Dataset rows for apps and sites
□ □ □ □ □

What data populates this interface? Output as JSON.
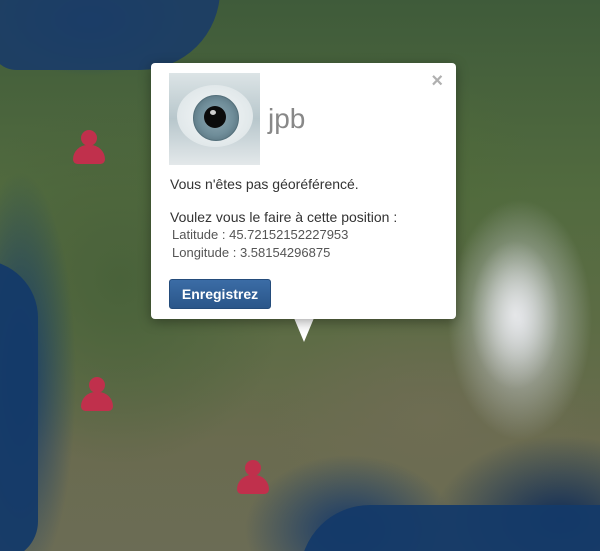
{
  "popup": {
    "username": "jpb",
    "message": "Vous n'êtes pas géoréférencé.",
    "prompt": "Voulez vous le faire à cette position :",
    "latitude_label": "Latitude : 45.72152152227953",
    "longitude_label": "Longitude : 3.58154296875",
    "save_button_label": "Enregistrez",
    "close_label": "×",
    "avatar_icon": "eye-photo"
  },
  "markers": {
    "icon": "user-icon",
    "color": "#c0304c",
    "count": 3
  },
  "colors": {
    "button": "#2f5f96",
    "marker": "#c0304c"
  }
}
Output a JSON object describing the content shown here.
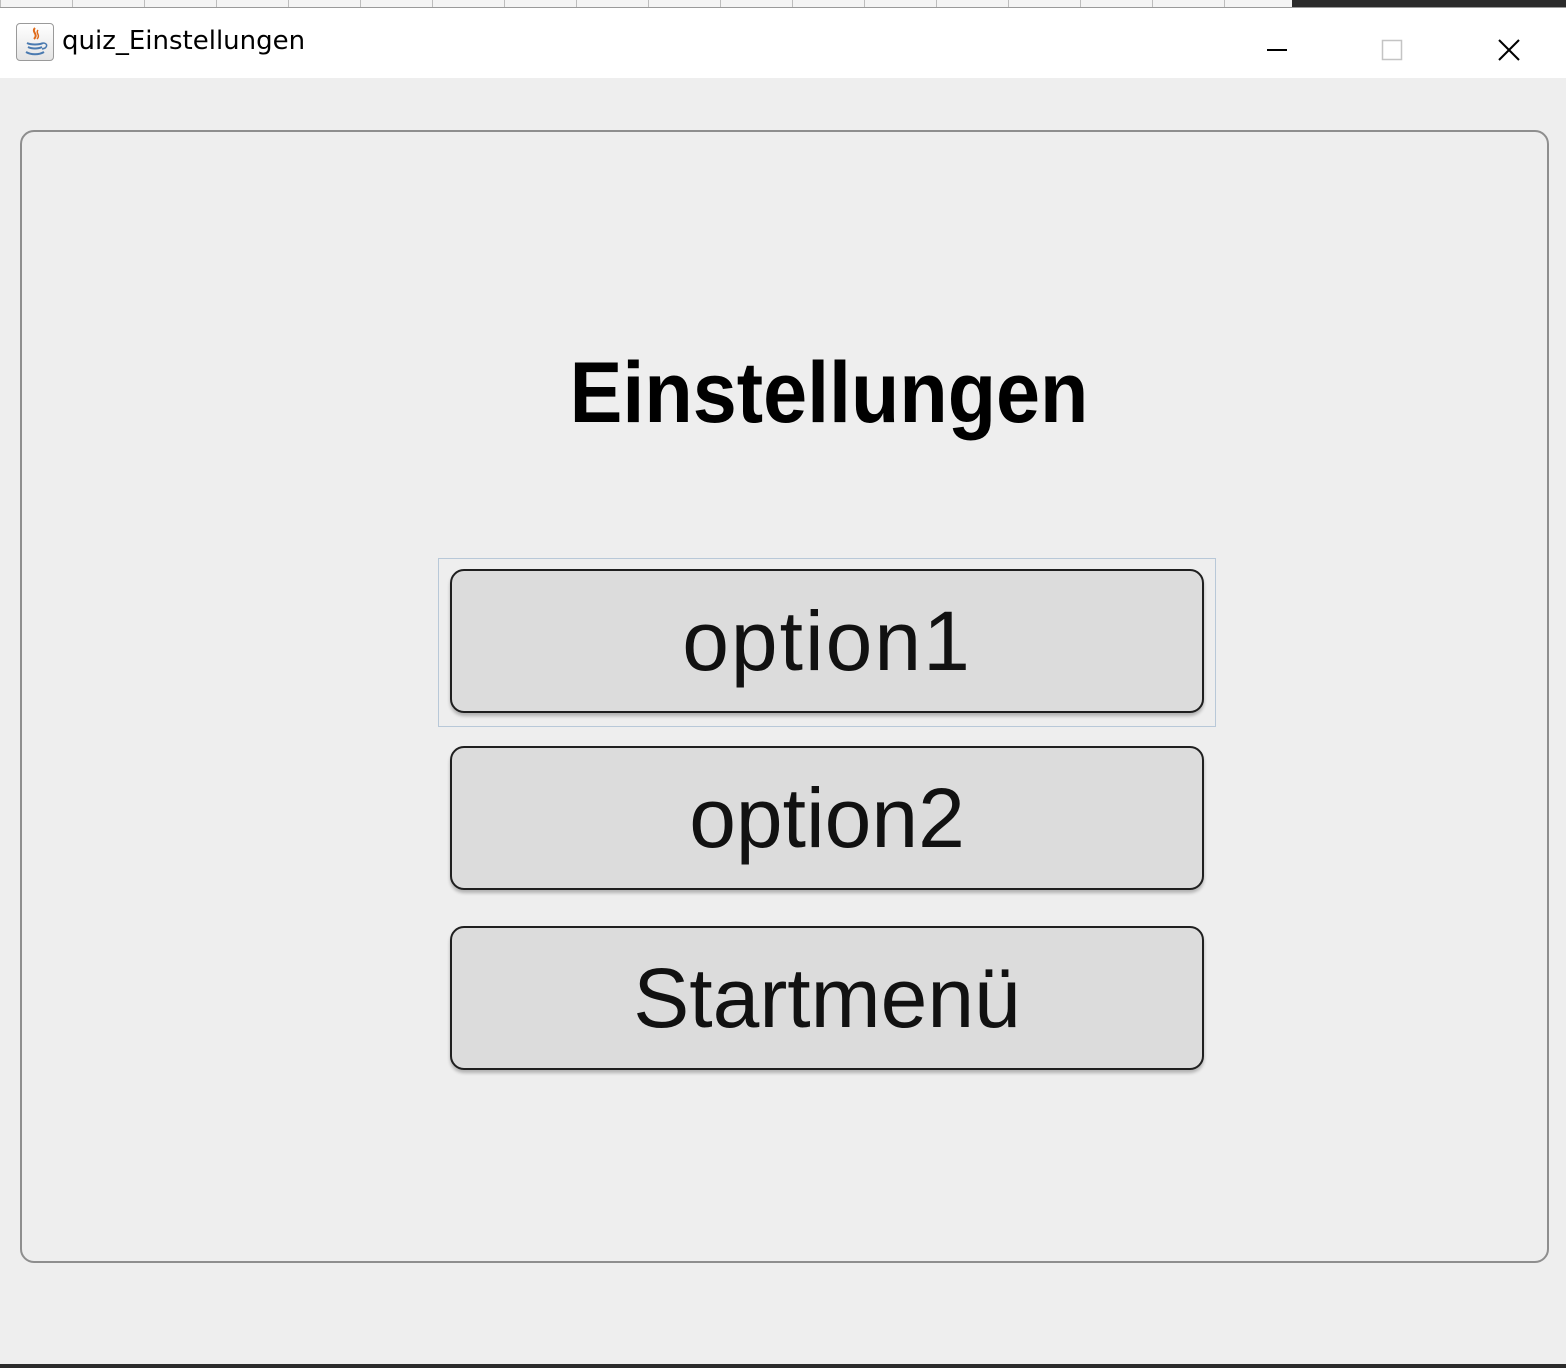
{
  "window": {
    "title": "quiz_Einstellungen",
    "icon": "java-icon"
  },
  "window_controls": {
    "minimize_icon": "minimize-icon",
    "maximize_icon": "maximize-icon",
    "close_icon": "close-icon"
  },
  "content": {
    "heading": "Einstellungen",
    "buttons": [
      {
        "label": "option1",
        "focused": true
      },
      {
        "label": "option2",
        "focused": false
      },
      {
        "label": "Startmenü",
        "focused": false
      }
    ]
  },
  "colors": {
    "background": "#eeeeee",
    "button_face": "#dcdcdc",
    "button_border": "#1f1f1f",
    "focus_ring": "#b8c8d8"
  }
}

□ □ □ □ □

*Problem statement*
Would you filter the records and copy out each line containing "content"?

*Written solution*
Output a JSON object describing the content shown here.
  "content": {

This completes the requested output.